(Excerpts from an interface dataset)
--- START ---

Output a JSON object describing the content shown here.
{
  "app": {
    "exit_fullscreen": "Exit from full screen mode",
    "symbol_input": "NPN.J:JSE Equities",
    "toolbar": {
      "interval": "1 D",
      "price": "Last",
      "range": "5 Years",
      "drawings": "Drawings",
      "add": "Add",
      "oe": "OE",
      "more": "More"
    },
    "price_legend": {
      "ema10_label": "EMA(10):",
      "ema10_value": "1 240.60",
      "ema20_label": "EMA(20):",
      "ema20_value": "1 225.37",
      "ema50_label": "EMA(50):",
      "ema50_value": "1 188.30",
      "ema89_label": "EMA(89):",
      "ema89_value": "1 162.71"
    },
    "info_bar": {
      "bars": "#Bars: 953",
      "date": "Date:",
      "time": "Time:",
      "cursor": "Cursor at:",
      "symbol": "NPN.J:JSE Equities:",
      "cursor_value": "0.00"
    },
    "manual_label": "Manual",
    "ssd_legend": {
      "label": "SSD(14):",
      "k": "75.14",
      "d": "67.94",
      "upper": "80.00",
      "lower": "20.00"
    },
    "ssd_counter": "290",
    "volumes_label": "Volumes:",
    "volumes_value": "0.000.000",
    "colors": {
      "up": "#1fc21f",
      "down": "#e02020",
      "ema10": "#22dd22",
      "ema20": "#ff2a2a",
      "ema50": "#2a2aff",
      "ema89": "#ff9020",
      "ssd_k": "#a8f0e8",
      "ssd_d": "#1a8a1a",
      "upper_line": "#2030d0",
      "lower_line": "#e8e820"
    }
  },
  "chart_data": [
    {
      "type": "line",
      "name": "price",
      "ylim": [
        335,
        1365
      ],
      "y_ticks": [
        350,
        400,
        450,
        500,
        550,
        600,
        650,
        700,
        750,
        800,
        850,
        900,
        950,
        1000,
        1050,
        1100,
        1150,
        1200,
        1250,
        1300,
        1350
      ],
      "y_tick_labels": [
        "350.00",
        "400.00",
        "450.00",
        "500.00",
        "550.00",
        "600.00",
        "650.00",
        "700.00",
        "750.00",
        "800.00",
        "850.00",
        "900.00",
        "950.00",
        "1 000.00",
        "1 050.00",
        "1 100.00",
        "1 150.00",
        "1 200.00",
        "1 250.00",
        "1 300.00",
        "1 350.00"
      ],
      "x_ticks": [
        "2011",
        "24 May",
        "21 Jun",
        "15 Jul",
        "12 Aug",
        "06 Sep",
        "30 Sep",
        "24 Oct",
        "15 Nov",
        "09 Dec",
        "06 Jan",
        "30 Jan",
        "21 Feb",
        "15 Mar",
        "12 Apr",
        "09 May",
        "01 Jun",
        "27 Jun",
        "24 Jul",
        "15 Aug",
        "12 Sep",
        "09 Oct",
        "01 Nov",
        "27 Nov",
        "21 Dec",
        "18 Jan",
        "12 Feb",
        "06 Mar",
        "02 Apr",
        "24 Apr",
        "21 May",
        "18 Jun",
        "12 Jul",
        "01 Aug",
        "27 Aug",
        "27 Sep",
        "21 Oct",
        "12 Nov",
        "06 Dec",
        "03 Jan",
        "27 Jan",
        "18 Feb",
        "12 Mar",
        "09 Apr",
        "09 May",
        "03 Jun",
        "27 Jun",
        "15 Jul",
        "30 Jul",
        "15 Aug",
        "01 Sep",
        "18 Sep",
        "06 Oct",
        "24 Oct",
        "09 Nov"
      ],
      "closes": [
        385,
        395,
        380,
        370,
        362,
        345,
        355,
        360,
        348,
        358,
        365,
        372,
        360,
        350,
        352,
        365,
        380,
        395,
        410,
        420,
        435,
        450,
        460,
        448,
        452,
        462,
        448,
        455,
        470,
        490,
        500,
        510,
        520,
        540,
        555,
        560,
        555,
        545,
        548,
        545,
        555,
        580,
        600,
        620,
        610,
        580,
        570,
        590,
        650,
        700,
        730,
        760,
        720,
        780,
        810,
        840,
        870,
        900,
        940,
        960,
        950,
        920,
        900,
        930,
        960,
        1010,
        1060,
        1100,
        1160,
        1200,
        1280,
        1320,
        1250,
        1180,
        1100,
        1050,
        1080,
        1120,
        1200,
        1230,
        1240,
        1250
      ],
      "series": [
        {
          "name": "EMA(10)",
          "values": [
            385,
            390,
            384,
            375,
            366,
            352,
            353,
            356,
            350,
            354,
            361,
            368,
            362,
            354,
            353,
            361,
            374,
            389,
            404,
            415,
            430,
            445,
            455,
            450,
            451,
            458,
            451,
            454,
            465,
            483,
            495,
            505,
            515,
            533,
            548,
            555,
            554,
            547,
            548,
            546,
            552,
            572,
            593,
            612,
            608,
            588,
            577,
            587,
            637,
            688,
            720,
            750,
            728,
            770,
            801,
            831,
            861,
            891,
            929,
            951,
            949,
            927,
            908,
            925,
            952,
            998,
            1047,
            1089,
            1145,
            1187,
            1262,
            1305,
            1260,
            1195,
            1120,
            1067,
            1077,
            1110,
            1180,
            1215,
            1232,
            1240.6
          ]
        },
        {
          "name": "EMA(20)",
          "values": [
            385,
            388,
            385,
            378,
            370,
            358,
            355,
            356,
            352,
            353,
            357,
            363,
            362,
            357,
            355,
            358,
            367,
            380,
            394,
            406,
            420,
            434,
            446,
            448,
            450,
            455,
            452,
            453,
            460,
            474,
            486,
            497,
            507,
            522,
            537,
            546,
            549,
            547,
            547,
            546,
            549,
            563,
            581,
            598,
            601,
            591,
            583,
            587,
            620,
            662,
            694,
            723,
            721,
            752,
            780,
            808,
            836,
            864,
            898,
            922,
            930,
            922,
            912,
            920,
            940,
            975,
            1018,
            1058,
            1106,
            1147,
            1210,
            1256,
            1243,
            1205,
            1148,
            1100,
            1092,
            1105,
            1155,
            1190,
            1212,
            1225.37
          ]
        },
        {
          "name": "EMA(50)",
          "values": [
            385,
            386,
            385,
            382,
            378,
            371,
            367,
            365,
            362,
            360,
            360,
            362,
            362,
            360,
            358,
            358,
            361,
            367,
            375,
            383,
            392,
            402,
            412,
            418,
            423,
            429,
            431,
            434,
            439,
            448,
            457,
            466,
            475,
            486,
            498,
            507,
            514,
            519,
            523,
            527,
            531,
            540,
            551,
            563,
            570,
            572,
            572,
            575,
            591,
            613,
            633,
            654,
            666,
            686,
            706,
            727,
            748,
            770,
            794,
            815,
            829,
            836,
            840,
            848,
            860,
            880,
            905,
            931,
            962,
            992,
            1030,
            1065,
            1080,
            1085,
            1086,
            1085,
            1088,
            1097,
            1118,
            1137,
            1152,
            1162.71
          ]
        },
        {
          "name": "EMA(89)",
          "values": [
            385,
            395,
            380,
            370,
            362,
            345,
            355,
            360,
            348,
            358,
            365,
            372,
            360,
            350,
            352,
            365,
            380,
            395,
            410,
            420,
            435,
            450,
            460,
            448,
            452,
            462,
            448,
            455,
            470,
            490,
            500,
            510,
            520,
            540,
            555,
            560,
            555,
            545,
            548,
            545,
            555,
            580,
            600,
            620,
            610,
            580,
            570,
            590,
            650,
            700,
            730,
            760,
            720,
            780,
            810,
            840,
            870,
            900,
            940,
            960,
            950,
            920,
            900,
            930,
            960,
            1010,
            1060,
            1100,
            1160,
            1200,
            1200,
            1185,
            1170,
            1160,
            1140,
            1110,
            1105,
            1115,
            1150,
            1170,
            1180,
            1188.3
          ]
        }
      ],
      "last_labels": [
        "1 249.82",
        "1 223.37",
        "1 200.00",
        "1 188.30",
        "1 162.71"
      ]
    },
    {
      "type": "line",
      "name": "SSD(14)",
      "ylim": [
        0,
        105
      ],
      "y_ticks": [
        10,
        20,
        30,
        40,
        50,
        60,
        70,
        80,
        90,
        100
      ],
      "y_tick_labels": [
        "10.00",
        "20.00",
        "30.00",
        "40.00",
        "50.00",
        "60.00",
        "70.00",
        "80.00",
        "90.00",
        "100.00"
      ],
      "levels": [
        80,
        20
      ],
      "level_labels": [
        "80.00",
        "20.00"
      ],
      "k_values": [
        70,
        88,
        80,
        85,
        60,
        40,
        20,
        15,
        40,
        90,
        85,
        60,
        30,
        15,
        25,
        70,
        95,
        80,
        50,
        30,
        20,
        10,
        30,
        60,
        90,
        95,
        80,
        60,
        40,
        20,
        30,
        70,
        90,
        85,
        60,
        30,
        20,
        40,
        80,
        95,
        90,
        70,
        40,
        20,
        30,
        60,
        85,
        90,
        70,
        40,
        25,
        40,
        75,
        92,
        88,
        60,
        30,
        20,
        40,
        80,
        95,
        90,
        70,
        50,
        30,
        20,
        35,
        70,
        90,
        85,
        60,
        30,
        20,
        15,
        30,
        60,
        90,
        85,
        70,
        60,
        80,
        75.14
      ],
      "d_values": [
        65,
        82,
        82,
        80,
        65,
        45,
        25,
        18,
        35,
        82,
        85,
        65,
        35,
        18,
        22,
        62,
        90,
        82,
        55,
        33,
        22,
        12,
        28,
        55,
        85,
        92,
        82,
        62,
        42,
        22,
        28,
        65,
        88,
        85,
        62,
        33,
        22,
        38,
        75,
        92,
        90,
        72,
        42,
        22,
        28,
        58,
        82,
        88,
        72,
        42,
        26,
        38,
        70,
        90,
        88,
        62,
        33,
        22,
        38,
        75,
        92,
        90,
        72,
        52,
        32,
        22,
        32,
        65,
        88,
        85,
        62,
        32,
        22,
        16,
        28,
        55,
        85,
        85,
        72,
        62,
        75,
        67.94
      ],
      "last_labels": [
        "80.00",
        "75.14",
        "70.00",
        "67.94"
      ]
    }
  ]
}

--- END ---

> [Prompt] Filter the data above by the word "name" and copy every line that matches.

> [Written solution]
      "name": "price",
          "name": "EMA(10)",
          "name": "EMA(20)",
          "name": "EMA(50)",
          "name": "EMA(89)",
      "name": "SSD(14)",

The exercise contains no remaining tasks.